Hearing loss and counselling
People seek counselling for many reasons, all to do with change; bereavement, illness, hoping to change the way they feel about past experiences (abuse, relationships, family), frustration with where their life is going (or not going).
Counselling and hearing loss
But sometimes people with hearing loss (whether mild, moderate, severe or profound) struggle with other things as well. People are generally sympathetic if you suffer other types of loss. For example, if you are bereaved or lose you mobility through an accident. But often loss of hearing is not given the same consideration: it may be the butt of jokes or it may be a hidden loss.
When you lose your hearing you may find that most people don’t understand what you are going through.
It can be difficult to ask for help and talk about things which are confusing, painful or uncomfortable. Counselling offers you a safe, confidential place where you can explore difficult feelings with someone who will really listen.
Talking to a counsellor, who accepts you and respects your feelings, can help you process difficult issues in your life. However, counselling is not always about problems.
The honest feedback from a counsellor can enable you to understand more about yourself and discover changes that you might want to make to improve your quality of life and relationships.
The counselling relationship
There are a number of different methods and approaches to therapy, but research has shown that the quality of the relationship between you and the therapist is more important than the method they use.
You will probably need to see a counsellor privately if you wish to choose who you see. It is useful to shop around and maybe meet a few counsellors before you decide who you want to contract to work with.
The first session with a counsellor is an assessment, to enable both of you to decide if it feels right to work together. Some counsellors charge for this and others do not.
It provides an opportunity for you to assess how comfortable you feel with the counsellor and to ask questions such as confidentiality, cost, theoretical orientation, their experience qualifications and whether they have membership of a professional body with a Code of Ethics.
While counselling directories do not specifically give information about ‘deaf awareness’, professional counselling organisations may be able to help you find a ‘deaf aware’ counsellor.
For example the British Association for Counselling and Psychotherapy (BACP) website says they will try to help you locate accessible practitioners or services (minicom service available).
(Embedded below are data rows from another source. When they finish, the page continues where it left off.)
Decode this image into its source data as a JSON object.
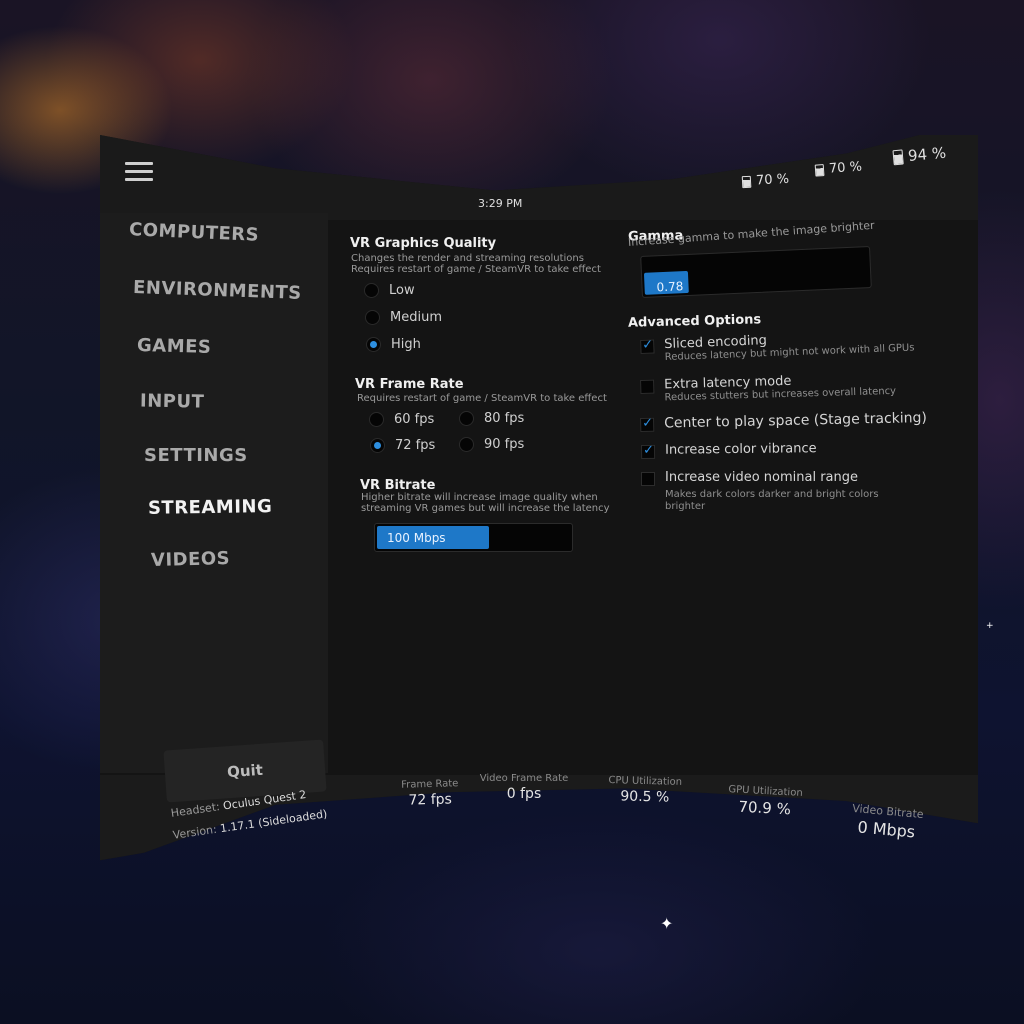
{
  "status": {
    "time": "3:29 PM",
    "batteries": [
      {
        "icon": "controller-battery-icon",
        "label": "70 %"
      },
      {
        "icon": "controller-battery-icon",
        "label": "70 %"
      },
      {
        "icon": "headset-battery-icon",
        "label": "94 %"
      }
    ]
  },
  "sidebar": {
    "items": [
      {
        "label": "COMPUTERS"
      },
      {
        "label": "ENVIRONMENTS"
      },
      {
        "label": "GAMES"
      },
      {
        "label": "INPUT"
      },
      {
        "label": "SETTINGS"
      },
      {
        "label": "STREAMING",
        "active": true
      },
      {
        "label": "VIDEOS"
      }
    ],
    "quit_label": "Quit"
  },
  "graphics": {
    "title": "VR Graphics Quality",
    "desc1": "Changes the render and streaming resolutions",
    "desc2": "Requires restart of game / SteamVR to take effect",
    "options": [
      "Low",
      "Medium",
      "High"
    ],
    "selected": "High"
  },
  "framerate": {
    "title": "VR Frame Rate",
    "desc": "Requires restart of game / SteamVR to take effect",
    "options": [
      "60 fps",
      "80 fps",
      "72 fps",
      "90 fps"
    ],
    "selected": "72 fps"
  },
  "bitrate": {
    "title": "VR Bitrate",
    "desc1": "Higher bitrate will increase image quality when",
    "desc2": "streaming VR games but will increase the latency",
    "value": "100 Mbps",
    "fill_fraction": 0.58
  },
  "gamma": {
    "title": "Gamma",
    "desc": "Increase gamma to make the image brighter",
    "value": "0.78",
    "fill_fraction": 0.2
  },
  "advanced": {
    "title": "Advanced Options",
    "items": [
      {
        "label": "Sliced encoding",
        "sub": "Reduces latency but might not work with all GPUs",
        "checked": true
      },
      {
        "label": "Extra latency mode",
        "sub": "Reduces stutters but increases overall latency",
        "checked": false
      },
      {
        "label": "Center to play space (Stage tracking)",
        "sub": "",
        "checked": true
      },
      {
        "label": "Increase color vibrance",
        "sub": "",
        "checked": true
      },
      {
        "label": "Increase video nominal range",
        "sub": "Makes dark colors darker and bright colors",
        "sub2": "brighter",
        "checked": false
      }
    ]
  },
  "footer": {
    "headset_label": "Headset:",
    "headset_value": "Oculus Quest 2",
    "version_label": "Version:",
    "version_value": "1.17.1 (Sideloaded)",
    "stats": [
      {
        "label": "Frame Rate",
        "value": "72 fps"
      },
      {
        "label": "Video Frame Rate",
        "value": "0 fps"
      },
      {
        "label": "CPU Utilization",
        "value": "90.5 %"
      },
      {
        "label": "GPU Utilization",
        "value": "70.9 %"
      },
      {
        "label": "Video Bitrate",
        "value": "0 Mbps"
      }
    ]
  },
  "colors": {
    "accent": "#1e78c8",
    "panel": "#141414",
    "sidebar": "#1c1c1c"
  }
}
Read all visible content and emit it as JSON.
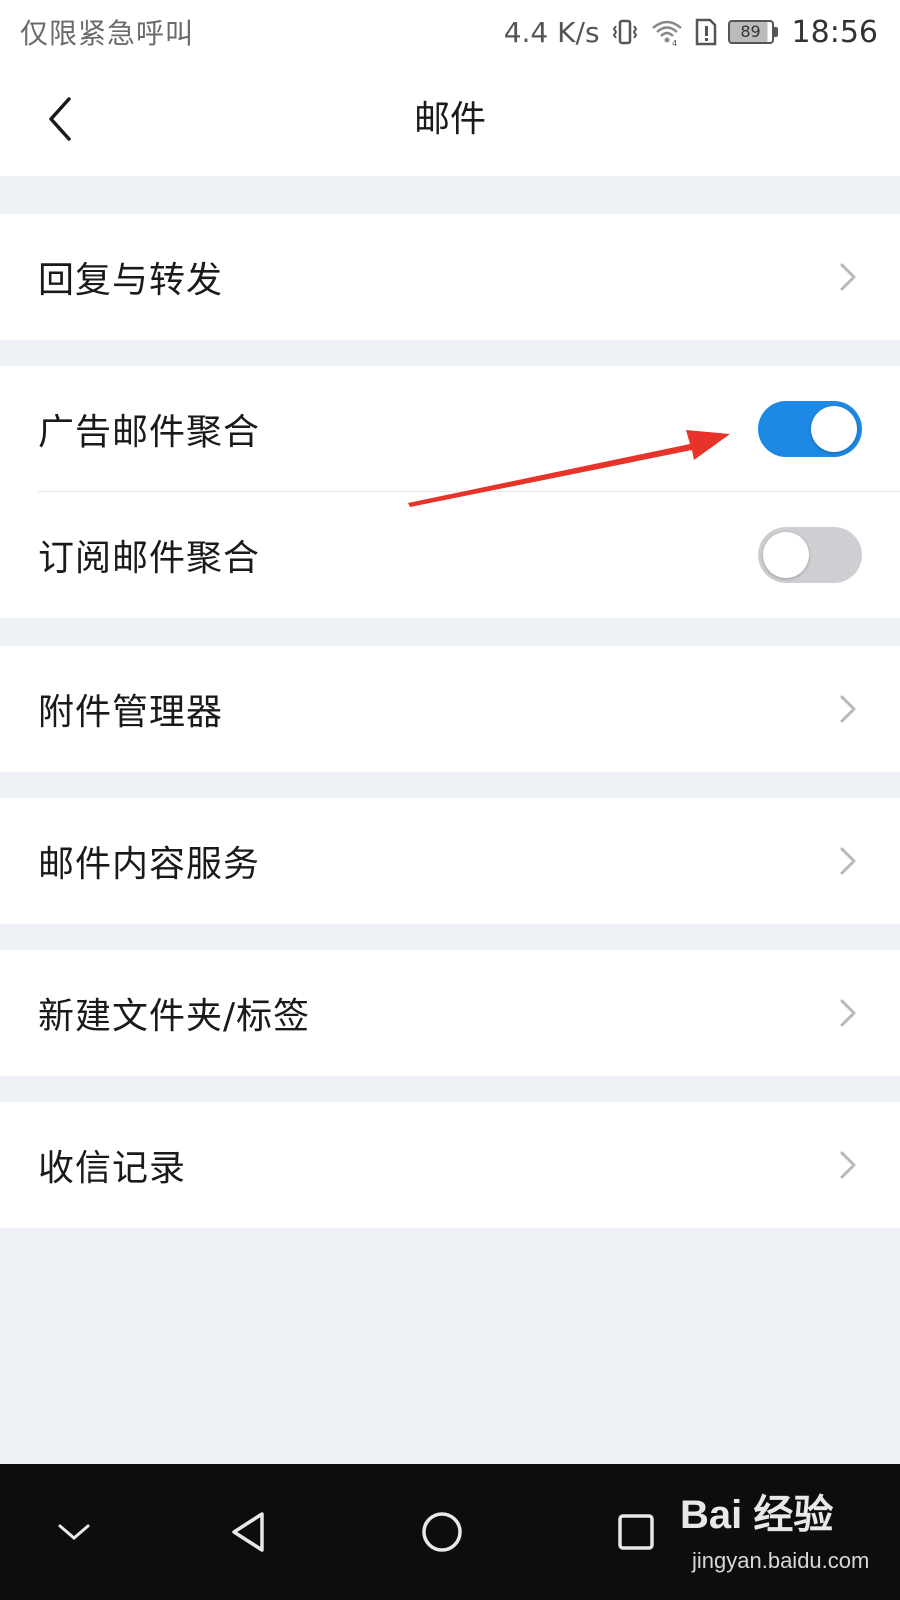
{
  "status_bar": {
    "carrier": "仅限紧急呼叫",
    "speed": "4.4 K/s",
    "battery": "89",
    "time": "18:56"
  },
  "header": {
    "title": "邮件"
  },
  "settings": {
    "reply_forward": "回复与转发",
    "ad_mail_aggregate": {
      "label": "广告邮件聚合",
      "enabled": true
    },
    "subscription_aggregate": {
      "label": "订阅邮件聚合",
      "enabled": false
    },
    "attachment_manager": "附件管理器",
    "mail_content_service": "邮件内容服务",
    "new_folder_label": "新建文件夹/标签",
    "receive_log": "收信记录"
  },
  "colors": {
    "toggle_on": "#1e88e5",
    "toggle_off": "#cfcfd3",
    "annotation_arrow": "#e8332a"
  },
  "watermark": {
    "logo": "Bai 经验",
    "url": "jingyan.baidu.com"
  }
}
Also, once you have identified some counsellors you think you might want to meet, this is an important question to ask when you first make contact with them.
The hearing environment
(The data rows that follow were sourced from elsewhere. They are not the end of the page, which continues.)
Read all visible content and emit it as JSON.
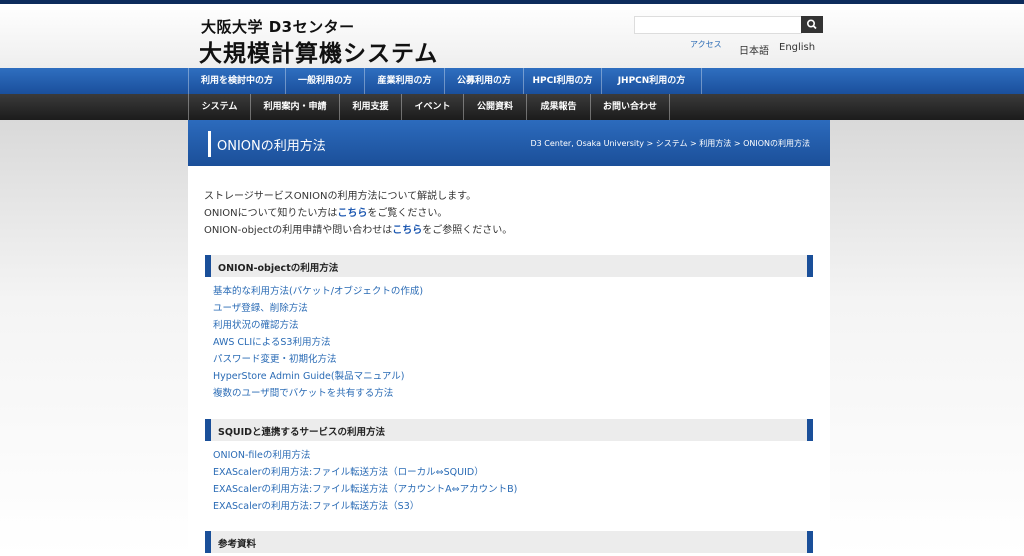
{
  "header": {
    "subtitle": "大阪大学 D3センター",
    "title": "大規模計算機システム",
    "search_placeholder": "",
    "access": "アクセス",
    "lang_ja": "日本語",
    "lang_en": "English"
  },
  "nav_primary": [
    {
      "label": "利用を検討中の方"
    },
    {
      "label": "一般利用の方"
    },
    {
      "label": "産業利用の方"
    },
    {
      "label": "公募利用の方"
    },
    {
      "label": "HPCI利用の方"
    },
    {
      "label": "JHPCN利用の方"
    }
  ],
  "nav_secondary": [
    {
      "label": "システム"
    },
    {
      "label": "利用案内・申請"
    },
    {
      "label": "利用支援"
    },
    {
      "label": "イベント"
    },
    {
      "label": "公開資料"
    },
    {
      "label": "成果報告"
    },
    {
      "label": "お問い合わせ"
    }
  ],
  "page": {
    "title": "ONIONの利用方法",
    "breadcrumb": "D3 Center, Osaka University > システム > 利用方法 > ONIONの利用方法"
  },
  "intro": {
    "line1": "ストレージサービスONIONの利用方法について解説します。",
    "line2_pre": "ONIONについて知りたい方は",
    "line2_link": "こちら",
    "line2_post": "をご覧ください。",
    "line3_pre": "ONION-objectの利用申請や問い合わせは",
    "line3_link": "こちら",
    "line3_post": "をご参照ください。"
  },
  "sections": [
    {
      "heading": "ONION-objectの利用方法",
      "links": [
        "基本的な利用方法(バケット/オブジェクトの作成)",
        "ユーザ登録、削除方法",
        "利用状況の確認方法",
        "AWS CLIによるS3利用方法",
        "パスワード変更・初期化方法",
        "HyperStore Admin Guide(製品マニュアル)",
        "複数のユーザ間でバケットを共有する方法"
      ]
    },
    {
      "heading": "SQUIDと連携するサービスの利用方法",
      "links": [
        "ONION-fileの利用方法",
        "EXAScalerの利用方法:ファイル転送方法（ローカル⇔SQUID）",
        "EXAScalerの利用方法:ファイル転送方法（アカウントA⇔アカウントB)",
        "EXAScalerの利用方法:ファイル転送方法（S3）"
      ]
    },
    {
      "heading": "参考資料",
      "links": []
    }
  ],
  "colors": {
    "nav_blue": "#1a4f9c",
    "nav_dark": "#2a2a2a",
    "link": "#2a6bb5"
  }
}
Do tell the counsellor you have a hearing loss and explain what is helpful to you – and what is not. For example:
- You might benefit if the counsellor is not sitting too far away from you and is positioned where light will fall on their face. That might mean moving the chairs in the room.
- Tell the counsellor if you are struggling to understand them – don’t just nod or smile.
- Ask the counsellor to speak a little louder/slower or to rephrase what they said as you are having difficulty following what was being said.
- Explain that you need to lipread so it would help if they look at you when they speak and avoid covering their mouth.
Communication during the counselling session
One counselling expert says ‘As a counsellor working with hearing impaired people, I take responsibility for making sure my clients can understand me. For some clients that will mean making sure the room is quiet and well lit. Others might want to use the personal loop system.
For those with profound hearing loss, I will often use a laptop linked to another laptop or an iPad. I type what I would normally say and the text appears on the other screen which is in front of my client. The client can speak back to me so they don’t have to use the computer. Sometimes my spelling is a bit wonky and it takes a bit of getting used to, but if you’ve ever used STTR, Skype or MSN Messenger, it’s the same idea. It means we have instant communication.
A couple of clients have said to me that they nearly didn’t come to the first session because they were fed up with not being able to understand the audiologist / doctor / social worker but when they walked in and saw that I could communicate easily with them they felt such a sense of relief.
Of course, as a hearing impaired person, you have a right to communication support if you need it, so you could always ask for a notetaker or palantypist to be in the session. Usually, though, it is more comfortable without a third person in the room and all a counsellor needs to be able to do is type fairly competently and have the equipment.’
Can you access counselling for free through the NHS?
It is government policy to make counselling and other talking treatments more easily available on the NHS. If you want to try a talking therapy, ask your GP, who will be aware of what’s available locally. Your GP can refer you for a short course of talking treatment that is free on the NHS.
More information about NHS counselling:
Paying for counselling
If you can afford it, you can choose to pay for your therapy privately. The cost of talking therapy varies and a one-hour session can cost between £40 and £100.
In the first instance, ask your GP if they can suggest a local private therapist. If you still need help, you can find a private therapist using the internet, the library or the Yellow Pages.
There are no rules governing who can advertise talking therapy services, so it’s essential to check that the therapist is listed on one of the registers of approved practitioners.
Talk to several therapists before you decide which one is right for you.
Webpage published 2014